My Uncle George
The house of my uncle and aunt, Ann and George Dannatt, is inextricably linked to my own childhood, and like the books one reads at that age, whose vividness, whose spell can never be recaptured in any later reading, always seemed as much an imagined chimera of perfection, an ideal world now never to be recaptured, as actual place. Tucked away on an overgrown steep lane which no traffic took anyway, seemingly invisible from every angle, protected, nestled in its own sleepy hollow and so shielded by heights on either side, guarded by thick foliage and impenetrable bushes, here truly was the enchanted domain. And as in any fairy tale, I was never sure as a child whether I might not find some sort of despotic king or egocentric emperor, reigning over his private fiefdom within.

My beautiful picture
Hatch, 1957

This house seemed as much a literary construct, a work of what might be modishly deemed meta-fiction, as a real building, not least because I knew that my uncle and aunt had specifically chosen to live in this area because of the writings of Thomas Hardy, and to a lesser extent John Cowper Powys. To determine the location of one’s country house due to a love for various novels, short stories and poems seemed both very grand and very fantastical, as if refusing to acknowledge those banal boundaries between art and life. Likewise, I even imagined a curious connection with the equally fabled house of Jay Gatsby, located at West Egg as opposed to East Hatch – like an egg which hatched – though at Gatsby’s everybody was always welcome and the host never seen, whilst at East Hatch it was hard to secure an invitation and the host was omnipresent.

upstairs-corridor-at-hatch-2009-joe-tilson-bar-gong-ii19

Yes, this house was built of books, was full of books, each room with its own packed bookcase, where they read books all the time, books about people like themselves living in houses just like this one, reading their own books (Image 2). The life of these two aesthetes, and ascetics it should be added, living in their hidden house lost in the deepest English countryside was a novel waiting to be written, or rather a novel they were already writing themselves just by their continued existence, by the sheer artistry of their being. To what sort of novel did they belong? Here was a perfect parlour guessing game for all who knew them, some proposing Powell, others C.P. Snow or Ivy Compton-Burnett, or could it be Henry Green or Dorothy Richardson? Surely the ‘master’ himself Henry James was notably close to their own concerns, the life of the mind and controlled emotions, the life of perfect taste, of faultless furniture and objets d’art, but James was pitched at a slightly too lofty class, a social stratosphere of the oldest aristocracy and richest new wealth, and he was anyway still faintly tainted by Americanness.

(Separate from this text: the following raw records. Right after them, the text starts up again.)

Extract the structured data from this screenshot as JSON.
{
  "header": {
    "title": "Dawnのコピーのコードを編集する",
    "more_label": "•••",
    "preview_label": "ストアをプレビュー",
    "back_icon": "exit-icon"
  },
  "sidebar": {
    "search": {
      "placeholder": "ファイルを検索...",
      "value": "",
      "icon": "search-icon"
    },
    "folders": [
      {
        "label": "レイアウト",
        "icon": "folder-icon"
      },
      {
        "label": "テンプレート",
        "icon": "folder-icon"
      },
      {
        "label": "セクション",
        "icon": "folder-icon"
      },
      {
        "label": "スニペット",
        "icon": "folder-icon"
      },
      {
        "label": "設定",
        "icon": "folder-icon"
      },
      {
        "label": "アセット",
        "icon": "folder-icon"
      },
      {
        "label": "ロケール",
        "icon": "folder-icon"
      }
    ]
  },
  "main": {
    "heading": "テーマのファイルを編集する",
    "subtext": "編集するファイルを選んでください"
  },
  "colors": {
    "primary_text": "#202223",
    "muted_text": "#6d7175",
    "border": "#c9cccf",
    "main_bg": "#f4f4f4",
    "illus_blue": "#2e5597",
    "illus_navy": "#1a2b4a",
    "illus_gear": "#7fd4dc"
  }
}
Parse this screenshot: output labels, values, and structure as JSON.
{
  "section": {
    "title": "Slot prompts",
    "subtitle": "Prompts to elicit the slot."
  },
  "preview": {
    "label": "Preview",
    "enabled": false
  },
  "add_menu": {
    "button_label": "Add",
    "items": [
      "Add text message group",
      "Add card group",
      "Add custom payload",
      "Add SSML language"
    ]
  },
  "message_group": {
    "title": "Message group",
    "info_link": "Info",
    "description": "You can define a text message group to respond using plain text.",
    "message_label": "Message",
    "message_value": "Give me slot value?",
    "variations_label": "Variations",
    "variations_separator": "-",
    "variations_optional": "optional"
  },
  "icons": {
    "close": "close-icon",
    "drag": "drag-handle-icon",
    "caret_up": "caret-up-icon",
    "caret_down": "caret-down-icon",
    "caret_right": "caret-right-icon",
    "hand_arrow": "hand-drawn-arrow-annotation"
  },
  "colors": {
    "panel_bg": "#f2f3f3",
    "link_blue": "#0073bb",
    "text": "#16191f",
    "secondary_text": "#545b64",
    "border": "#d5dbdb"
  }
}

Instead, the obvious choice was the author who filled an entire section of a bookcase upstairs, namely Virginia Woolf, whose work they read and re-read and annotated and noted and cross-referenced and read once more. And these books of Woolf are full of impossibly sophisticated, neurasthenically literate writers and artists and musicians and editors, living their cultured, self-consciously aesthetic lives in their lovely, perfect houses in which they read and re-read and annotated other novels. Yet the house of George and Ann was absolutely nothing to do with ‘Bloomsbury’; they openly loathed the entire decorative whimsy of the Omega Workshop and reserved particular scorn for the cozy flourishes of Charleston, a place they frankly felt should be pulled down rather than preserved for the nation. And perhaps the novel of English high-modernism, as opposed to high-amateurism, has yet to be written, the exceptionally refined visual code of their own house rejecting Colefax and Fowler as much as Fry and Grant, refusing both classic ‘country house living’ and bohemian muddle, establishing instead a touchstone for an equally Anglo-Saxon abstract aesthetic.

According to Cocteau real style is ‘to refuse’ and George in his many refusals — of popular culture, of current fashions in art or music, all the debased coinage of our times — proved himself an arbiter of some ultimate high style, that rare individual who knows categorically what is right and what is not, what is good and what is bad, brooking no midway. George, who was unique in his resistance to all aspects of ‘masscult’, instinctively loathing anything from America, from advertising to ‘pop’ music, mainstream journalism and most film, television and commercial media, came to seem heroic by these singular standards. In our easy world of ‘everything’, of unthinking inclusion rather than selective exclusion, nobody was willing to say ‘no‘ other than Uncle George and a few other lone figures of defiance such as Pierre Boulez or the filmmakers Danièle Huillet and Jean-Marie Straub. Thus though his life seemed entirely English there was also something of the Continental European in the sheer hauteur of George’s high culture.

Adrian Dannatt